President Robert Kocharian shrugs off through a spokesman the allegation, made by the former chief of Armenia’s prisons, that he and Defense Minister Serzh Sarkisian has masterminded the October 1999 assassinations in the parliament. Presidential press secretary Vahe Gabrielian tells “Hayots Ashkhar” that Mushegh Saghatelian is now under investigation for allegedly manipulating the parliament attack investigation and is trying to portray the case against him as politically motivated. With his accusations against Kocharian, Saghatelian wants to present himself as a victim of political persecution,” according to Gabrielian.
“Yerkir” writes that the murder of a Dashnaktsutyun activist in a Yerevan café exposed the “atmosphere of fear” in Armenia, with very few witnesses of the crime willing to testify publicly. The Dashnak newspaper is unhappy with the course of the investigation. Prosecutors have so far not levelled criminal charges against anybody.
“Haykakan Zhamanak” is convinced that “the real murderer will hardly be tracked down and punished” because “he is a member of Robert Kocharian’s security guard.” The paper says Kocharian is unlikely to allow the prosecution and imprisonment of any of his bodyguards. This would set a negative precedent for the security apparatus on which the Armenian president has relied heavily.
But as “Iravunk” reports, the leader of the Dashnak faction in the parliament, Aghvan Vartanian, does not think there now exists an atmosphere of fear in the country. Vartanian is confident that the case will be solved and the guilty will be punished, arguing that some important witnesses have already given testimony to the investigators.
“Iravunk,” analyzing the latest political developments, says that the “radical opposition” in Armenia contents itself with “abstract judgements.” Its highly publicized collection of signatures in support of impeachment proceedings against the president is a gimmick. For the three opposition parties taking on Kocharian this is just an opportunity to score more points. As for the presidential camp, it is also engaged in the “imitation of actions,” trying to soothe the disaffected population with “bloated [economic] figures” and aggressive anti-opposition propaganda. The problem is that people just don’t buy it anymore.
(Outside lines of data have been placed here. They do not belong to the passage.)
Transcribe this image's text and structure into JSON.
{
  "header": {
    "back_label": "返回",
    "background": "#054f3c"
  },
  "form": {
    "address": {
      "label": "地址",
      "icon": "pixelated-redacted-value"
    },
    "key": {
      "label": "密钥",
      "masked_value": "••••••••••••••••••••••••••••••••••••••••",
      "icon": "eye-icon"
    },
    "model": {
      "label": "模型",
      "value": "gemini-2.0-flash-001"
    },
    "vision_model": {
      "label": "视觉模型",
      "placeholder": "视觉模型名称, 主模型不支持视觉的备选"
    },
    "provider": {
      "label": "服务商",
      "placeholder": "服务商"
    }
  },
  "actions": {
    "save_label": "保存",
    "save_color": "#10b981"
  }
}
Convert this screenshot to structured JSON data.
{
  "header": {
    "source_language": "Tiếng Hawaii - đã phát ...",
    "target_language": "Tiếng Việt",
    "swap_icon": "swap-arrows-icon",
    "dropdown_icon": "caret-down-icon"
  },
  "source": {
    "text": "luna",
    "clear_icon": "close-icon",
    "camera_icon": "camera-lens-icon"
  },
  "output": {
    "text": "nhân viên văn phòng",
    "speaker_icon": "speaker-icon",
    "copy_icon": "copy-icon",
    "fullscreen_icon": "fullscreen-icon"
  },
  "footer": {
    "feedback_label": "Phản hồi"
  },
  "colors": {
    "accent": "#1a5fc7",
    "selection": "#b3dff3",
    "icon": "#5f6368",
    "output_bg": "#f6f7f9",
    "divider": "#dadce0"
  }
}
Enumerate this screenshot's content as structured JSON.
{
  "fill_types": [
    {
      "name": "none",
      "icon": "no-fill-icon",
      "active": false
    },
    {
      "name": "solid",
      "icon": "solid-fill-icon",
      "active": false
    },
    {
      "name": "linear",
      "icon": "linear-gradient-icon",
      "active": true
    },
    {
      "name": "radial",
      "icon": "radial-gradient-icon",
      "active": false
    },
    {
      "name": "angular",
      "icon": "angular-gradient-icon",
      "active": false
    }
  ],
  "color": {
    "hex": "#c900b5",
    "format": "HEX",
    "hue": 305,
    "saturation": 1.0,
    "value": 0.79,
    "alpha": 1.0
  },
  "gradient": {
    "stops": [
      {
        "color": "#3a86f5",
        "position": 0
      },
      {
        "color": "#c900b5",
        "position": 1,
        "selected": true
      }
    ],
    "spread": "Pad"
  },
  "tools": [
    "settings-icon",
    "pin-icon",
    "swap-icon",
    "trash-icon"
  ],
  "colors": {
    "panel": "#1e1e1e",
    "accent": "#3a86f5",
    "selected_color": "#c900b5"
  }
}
“Haykakan Zhamanak” reasons that the Armenian Communist Party’s Thursday demonstration was a gross failure. The Communists had promised to mobilize a 25,000-strong crowd for the rally, but less than two thousand people actually turned up. A high turnout would have allowed the Communists to ask a high price from the mainstream opposition groups that are keen to capitalize on the HKK’s popularity among elderly Armenians. Now the HKK is of little value to both the authorities and the opposition. This is a good news for the latter. It will never have a “Trojan horse” in its ranks.
The change of the country’s leadership is not the Communists’ chief priority these days, one of their leaders, Gagik Tadevosian, tells “Hayots Ashkhar.” He says the opposition troika is against the idea of joining the Russia-Belarus union. So there is no reason for the Communists to join the looming opposition alliance.